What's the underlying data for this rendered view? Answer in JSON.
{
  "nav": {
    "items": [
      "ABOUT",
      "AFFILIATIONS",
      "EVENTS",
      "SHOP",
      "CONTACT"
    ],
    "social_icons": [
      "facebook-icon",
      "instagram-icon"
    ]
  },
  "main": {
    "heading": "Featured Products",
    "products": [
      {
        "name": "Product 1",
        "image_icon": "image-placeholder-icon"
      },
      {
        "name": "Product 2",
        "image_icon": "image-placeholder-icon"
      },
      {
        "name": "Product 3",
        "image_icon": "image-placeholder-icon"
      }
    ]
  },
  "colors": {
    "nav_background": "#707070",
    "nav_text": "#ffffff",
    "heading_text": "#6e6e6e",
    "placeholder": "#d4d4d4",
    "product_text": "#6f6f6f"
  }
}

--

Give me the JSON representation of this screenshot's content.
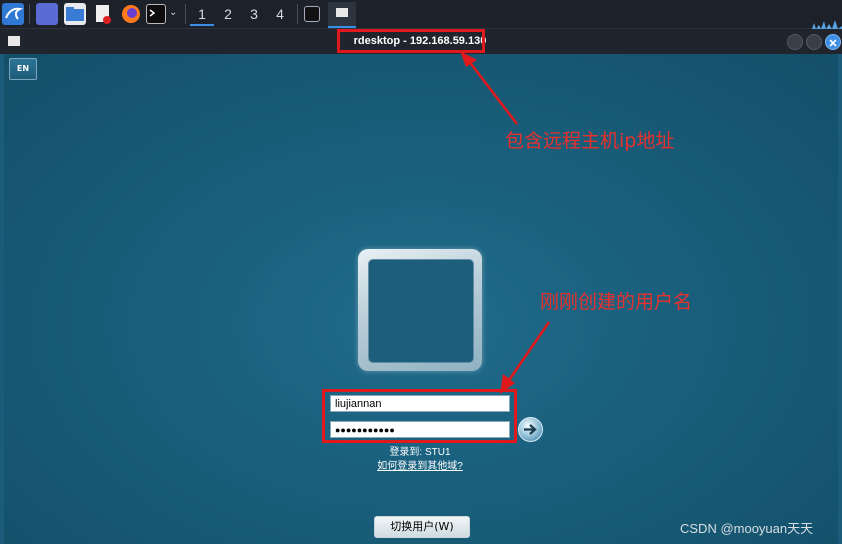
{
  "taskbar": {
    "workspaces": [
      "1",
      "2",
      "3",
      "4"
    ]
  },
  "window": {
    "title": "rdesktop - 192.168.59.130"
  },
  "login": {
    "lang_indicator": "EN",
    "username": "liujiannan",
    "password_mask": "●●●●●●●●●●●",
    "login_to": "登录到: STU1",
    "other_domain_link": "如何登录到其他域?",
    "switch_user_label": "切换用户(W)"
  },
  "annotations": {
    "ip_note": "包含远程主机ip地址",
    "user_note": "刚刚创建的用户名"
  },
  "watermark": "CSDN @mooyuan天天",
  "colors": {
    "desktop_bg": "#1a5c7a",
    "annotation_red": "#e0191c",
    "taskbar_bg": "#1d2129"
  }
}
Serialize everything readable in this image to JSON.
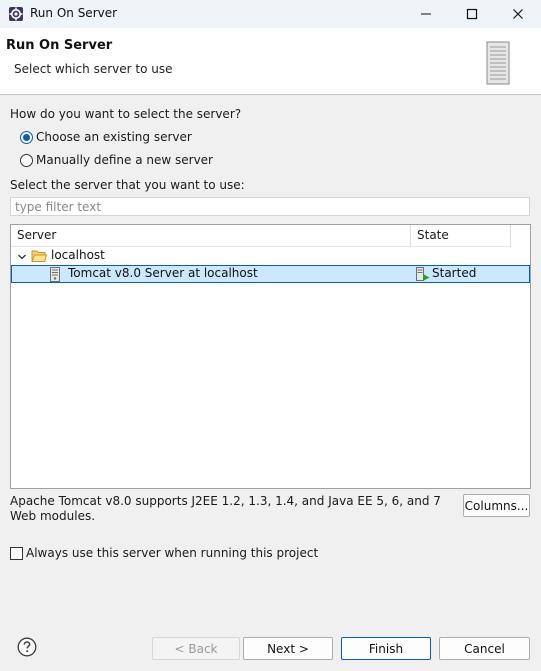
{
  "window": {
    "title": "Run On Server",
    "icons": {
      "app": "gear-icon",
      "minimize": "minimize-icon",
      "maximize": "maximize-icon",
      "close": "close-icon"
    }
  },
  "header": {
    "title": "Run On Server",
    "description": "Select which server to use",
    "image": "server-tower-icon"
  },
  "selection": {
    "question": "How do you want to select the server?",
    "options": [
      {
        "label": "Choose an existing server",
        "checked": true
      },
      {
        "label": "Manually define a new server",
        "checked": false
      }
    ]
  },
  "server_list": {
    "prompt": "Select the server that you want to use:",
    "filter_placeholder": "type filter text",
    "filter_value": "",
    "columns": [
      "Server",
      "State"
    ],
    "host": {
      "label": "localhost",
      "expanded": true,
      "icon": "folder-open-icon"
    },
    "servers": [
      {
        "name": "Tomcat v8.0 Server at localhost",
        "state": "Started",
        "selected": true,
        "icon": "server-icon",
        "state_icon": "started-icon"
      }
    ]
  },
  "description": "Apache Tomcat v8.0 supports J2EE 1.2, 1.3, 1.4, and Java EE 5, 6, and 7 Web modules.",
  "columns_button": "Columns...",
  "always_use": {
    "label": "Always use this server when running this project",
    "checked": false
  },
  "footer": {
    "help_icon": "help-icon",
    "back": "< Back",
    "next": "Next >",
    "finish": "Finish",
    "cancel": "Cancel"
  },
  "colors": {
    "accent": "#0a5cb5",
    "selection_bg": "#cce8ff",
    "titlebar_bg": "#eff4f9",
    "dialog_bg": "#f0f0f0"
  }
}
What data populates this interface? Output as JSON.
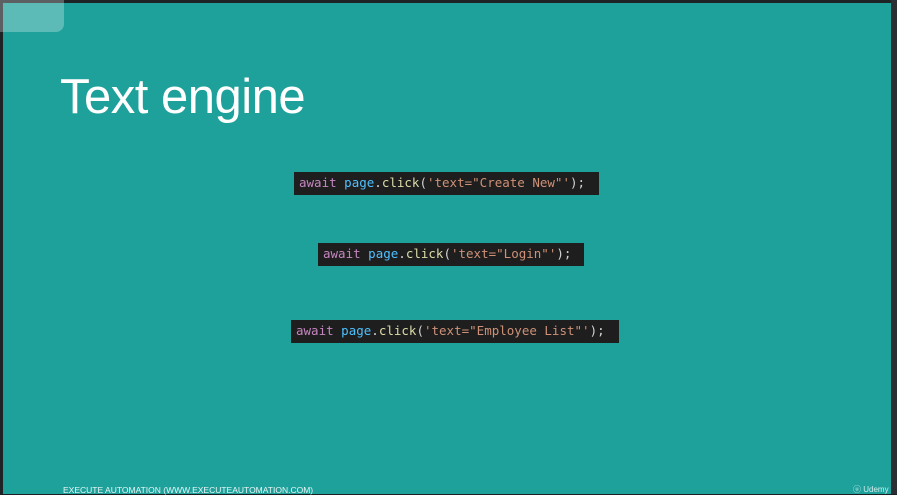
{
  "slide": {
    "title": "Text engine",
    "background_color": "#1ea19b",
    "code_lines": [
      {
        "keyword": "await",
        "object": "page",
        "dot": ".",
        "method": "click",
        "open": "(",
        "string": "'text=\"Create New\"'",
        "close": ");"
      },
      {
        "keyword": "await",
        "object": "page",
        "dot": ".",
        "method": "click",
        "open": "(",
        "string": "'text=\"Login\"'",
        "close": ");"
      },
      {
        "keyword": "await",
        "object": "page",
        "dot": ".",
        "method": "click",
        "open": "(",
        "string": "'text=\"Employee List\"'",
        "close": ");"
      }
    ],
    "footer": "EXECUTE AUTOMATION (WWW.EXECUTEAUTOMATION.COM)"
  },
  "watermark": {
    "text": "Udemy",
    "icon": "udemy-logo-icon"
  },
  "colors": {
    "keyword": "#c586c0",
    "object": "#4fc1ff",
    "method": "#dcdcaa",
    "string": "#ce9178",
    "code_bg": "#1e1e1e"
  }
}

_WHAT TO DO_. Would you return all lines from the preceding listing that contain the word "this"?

_TASK OUTPUT_.
What's the underlying data for this rendered view? Answer in JSON.
Give me the JSON representation of this screenshot's content.
Serialize everything readable in this image to JSON.
    "label": "Always use this server when running this project",
What data populates this interface? Output as JSON.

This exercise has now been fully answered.